While lobbying for legislation has proven to be the path for Daily Fantasy Sports (DFS), a new twist has been added to the story. On April 18, 2016, Connecticut Attorney General George Jepson released an opinion that could severely jeopardize, or complicate, oncoming DFS legislation. In an opinion letter to Connecticut senators, Jepson stated, “There is a substantial risk that the passage of such legislation could jeopardize the State’s revenue-sharing arrangements with the Tribes.”
Connecticut had proposed legalizing fantasy sports with an 8.75 percent tax on the fantasy operators. However, the state could potentially lose the 25 percent share of tribal slot revenues that is based on the exclusivity promised to two Connecticut tribal nations, the Mashantucket Pequot Tribal Nation and the Mohegan Tribe. The tribes may see the legislation as a breaking the exclusivity agreement between the state and the tribes. Jepson commented in the letter that it is uncertain if the proposal would violate the agreement because DFS have yet to be classified a game of skill or a game of chance. If DFS is considered a game of chance, the Tribes can argue that the agreement is broken based on the game being placed on “a device considered a video facsimile.”
Senator Looney, upon receiving the Attorney General’s letter, remarked that “due to the risk and uncertainty that would result from a potential legal challenge, the prospect of passing DFS legislation this session is unlikely.” The 25 percent share results in more than $250 million each year, while the 8.75 percent proposal optimistically would generate $9.5 million.

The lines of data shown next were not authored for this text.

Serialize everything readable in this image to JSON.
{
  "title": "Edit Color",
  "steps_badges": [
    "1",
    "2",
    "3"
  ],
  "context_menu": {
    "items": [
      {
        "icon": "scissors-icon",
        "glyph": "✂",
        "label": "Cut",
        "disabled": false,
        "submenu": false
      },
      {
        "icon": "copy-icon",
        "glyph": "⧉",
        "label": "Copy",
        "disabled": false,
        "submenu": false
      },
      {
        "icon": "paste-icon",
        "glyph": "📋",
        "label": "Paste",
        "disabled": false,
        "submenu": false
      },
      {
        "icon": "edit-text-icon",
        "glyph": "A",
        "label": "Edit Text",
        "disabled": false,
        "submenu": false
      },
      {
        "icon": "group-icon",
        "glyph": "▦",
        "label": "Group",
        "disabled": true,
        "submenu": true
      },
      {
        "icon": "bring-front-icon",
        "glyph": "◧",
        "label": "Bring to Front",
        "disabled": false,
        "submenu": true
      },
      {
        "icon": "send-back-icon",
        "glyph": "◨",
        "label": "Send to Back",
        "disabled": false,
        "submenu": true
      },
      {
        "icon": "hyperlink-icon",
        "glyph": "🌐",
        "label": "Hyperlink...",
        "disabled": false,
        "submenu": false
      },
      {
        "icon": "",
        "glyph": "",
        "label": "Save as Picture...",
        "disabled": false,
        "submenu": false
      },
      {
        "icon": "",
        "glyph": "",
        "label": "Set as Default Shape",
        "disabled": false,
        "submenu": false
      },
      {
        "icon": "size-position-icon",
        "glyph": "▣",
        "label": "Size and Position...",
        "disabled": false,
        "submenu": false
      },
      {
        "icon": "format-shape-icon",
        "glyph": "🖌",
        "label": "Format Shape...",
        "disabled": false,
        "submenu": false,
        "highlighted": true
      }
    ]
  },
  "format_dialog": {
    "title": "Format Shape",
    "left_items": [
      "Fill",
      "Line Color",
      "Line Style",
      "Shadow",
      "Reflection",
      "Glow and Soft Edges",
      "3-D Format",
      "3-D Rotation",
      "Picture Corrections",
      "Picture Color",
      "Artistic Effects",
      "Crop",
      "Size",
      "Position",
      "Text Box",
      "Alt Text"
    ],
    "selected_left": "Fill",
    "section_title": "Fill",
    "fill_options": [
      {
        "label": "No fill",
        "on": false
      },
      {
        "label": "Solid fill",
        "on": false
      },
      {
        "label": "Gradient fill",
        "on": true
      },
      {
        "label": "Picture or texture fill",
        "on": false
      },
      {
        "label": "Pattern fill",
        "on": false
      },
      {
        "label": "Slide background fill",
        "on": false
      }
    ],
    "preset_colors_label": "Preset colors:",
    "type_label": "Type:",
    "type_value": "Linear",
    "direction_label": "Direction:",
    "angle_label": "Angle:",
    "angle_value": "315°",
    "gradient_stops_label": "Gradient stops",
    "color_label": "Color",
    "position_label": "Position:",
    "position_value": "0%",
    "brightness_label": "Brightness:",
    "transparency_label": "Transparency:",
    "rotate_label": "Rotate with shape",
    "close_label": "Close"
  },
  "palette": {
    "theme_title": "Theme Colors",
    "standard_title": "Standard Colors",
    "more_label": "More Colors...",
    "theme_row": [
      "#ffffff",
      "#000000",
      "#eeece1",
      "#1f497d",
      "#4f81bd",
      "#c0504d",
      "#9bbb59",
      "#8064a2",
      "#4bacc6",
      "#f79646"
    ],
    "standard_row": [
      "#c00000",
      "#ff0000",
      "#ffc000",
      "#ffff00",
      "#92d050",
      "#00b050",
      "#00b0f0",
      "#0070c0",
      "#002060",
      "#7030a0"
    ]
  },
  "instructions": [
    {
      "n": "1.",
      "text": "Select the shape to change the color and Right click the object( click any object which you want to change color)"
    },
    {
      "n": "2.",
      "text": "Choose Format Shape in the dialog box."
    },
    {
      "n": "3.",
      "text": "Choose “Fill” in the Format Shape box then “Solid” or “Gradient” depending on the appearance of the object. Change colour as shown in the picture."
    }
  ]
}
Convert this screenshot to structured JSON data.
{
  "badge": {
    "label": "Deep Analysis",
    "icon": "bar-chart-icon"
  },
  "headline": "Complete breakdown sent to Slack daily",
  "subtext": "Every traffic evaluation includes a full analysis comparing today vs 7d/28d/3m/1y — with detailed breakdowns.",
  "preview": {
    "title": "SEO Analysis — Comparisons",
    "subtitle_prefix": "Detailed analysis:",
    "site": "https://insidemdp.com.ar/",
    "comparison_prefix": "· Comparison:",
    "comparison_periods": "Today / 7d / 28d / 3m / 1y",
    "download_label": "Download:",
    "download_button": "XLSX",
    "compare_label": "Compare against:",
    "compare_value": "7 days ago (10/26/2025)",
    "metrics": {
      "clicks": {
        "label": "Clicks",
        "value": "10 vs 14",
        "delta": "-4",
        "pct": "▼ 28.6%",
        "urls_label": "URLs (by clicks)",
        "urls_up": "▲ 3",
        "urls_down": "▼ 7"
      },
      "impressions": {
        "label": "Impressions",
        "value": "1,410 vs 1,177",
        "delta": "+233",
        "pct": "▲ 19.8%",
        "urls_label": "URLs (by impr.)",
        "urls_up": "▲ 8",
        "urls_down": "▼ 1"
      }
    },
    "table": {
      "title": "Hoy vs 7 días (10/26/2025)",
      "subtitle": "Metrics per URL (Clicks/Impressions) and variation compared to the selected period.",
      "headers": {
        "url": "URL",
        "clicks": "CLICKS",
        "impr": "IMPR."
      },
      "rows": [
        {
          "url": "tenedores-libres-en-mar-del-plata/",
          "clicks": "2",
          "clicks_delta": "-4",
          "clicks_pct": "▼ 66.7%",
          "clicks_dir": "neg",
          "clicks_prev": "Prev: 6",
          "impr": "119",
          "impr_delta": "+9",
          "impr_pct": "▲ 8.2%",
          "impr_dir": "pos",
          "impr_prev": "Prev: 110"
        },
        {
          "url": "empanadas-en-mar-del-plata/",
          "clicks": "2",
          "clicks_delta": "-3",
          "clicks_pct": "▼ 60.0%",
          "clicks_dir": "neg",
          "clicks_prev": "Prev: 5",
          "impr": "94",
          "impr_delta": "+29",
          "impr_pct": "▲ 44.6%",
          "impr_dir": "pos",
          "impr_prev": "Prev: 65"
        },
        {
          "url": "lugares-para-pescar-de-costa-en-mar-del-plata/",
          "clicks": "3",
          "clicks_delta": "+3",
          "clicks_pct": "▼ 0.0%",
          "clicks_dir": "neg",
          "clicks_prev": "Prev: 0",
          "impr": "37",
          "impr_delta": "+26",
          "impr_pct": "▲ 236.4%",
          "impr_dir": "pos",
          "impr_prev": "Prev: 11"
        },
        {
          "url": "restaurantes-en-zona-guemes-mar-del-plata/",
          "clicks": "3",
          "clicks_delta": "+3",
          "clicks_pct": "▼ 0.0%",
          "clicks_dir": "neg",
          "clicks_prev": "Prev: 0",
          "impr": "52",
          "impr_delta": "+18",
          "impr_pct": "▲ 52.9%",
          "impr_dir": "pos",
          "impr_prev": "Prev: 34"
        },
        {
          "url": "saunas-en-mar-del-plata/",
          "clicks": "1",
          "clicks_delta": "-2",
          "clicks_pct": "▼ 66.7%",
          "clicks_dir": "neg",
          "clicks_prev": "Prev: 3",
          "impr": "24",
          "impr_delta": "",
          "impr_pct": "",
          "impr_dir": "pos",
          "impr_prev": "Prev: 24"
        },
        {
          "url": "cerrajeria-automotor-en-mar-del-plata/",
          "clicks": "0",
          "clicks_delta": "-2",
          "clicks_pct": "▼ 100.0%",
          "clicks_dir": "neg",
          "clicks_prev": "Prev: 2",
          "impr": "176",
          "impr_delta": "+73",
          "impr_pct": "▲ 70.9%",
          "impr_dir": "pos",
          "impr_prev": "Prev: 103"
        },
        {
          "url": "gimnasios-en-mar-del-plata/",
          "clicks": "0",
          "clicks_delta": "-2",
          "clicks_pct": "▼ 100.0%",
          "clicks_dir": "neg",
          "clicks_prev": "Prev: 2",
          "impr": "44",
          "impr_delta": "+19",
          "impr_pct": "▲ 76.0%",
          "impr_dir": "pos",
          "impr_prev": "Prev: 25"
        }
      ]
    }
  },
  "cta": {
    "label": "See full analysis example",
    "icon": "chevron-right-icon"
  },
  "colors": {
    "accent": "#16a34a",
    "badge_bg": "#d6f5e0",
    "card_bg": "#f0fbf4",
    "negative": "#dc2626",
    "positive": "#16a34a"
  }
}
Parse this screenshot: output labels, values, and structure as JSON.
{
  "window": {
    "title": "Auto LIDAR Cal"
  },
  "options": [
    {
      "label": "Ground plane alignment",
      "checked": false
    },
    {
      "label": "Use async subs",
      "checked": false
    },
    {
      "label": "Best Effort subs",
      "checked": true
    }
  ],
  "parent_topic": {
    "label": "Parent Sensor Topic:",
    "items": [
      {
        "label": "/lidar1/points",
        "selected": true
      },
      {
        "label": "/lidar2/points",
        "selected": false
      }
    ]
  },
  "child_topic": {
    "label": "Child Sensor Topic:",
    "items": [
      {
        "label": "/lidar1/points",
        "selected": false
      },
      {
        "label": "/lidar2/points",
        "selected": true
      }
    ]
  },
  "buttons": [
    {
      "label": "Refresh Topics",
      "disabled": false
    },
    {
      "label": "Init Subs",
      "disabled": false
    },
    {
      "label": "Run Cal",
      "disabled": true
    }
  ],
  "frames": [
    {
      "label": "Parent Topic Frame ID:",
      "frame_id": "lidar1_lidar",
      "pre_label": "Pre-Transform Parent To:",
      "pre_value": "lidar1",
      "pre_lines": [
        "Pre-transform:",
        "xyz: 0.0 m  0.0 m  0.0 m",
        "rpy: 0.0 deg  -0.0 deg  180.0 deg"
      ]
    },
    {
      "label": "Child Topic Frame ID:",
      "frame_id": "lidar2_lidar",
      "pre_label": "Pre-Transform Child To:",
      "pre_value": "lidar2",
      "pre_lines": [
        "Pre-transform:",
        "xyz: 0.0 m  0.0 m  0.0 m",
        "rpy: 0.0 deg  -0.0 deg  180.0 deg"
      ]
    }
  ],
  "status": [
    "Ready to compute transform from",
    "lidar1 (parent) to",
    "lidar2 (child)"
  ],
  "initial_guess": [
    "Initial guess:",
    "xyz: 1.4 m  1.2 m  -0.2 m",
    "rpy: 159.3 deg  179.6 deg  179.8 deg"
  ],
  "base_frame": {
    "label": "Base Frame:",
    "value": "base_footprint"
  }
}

The legislature wanted to use this proposal and its revenue to decrease state budget’s $922 million deficit. Thus, potentially losing the Tribal Revenue could create an even larger headache.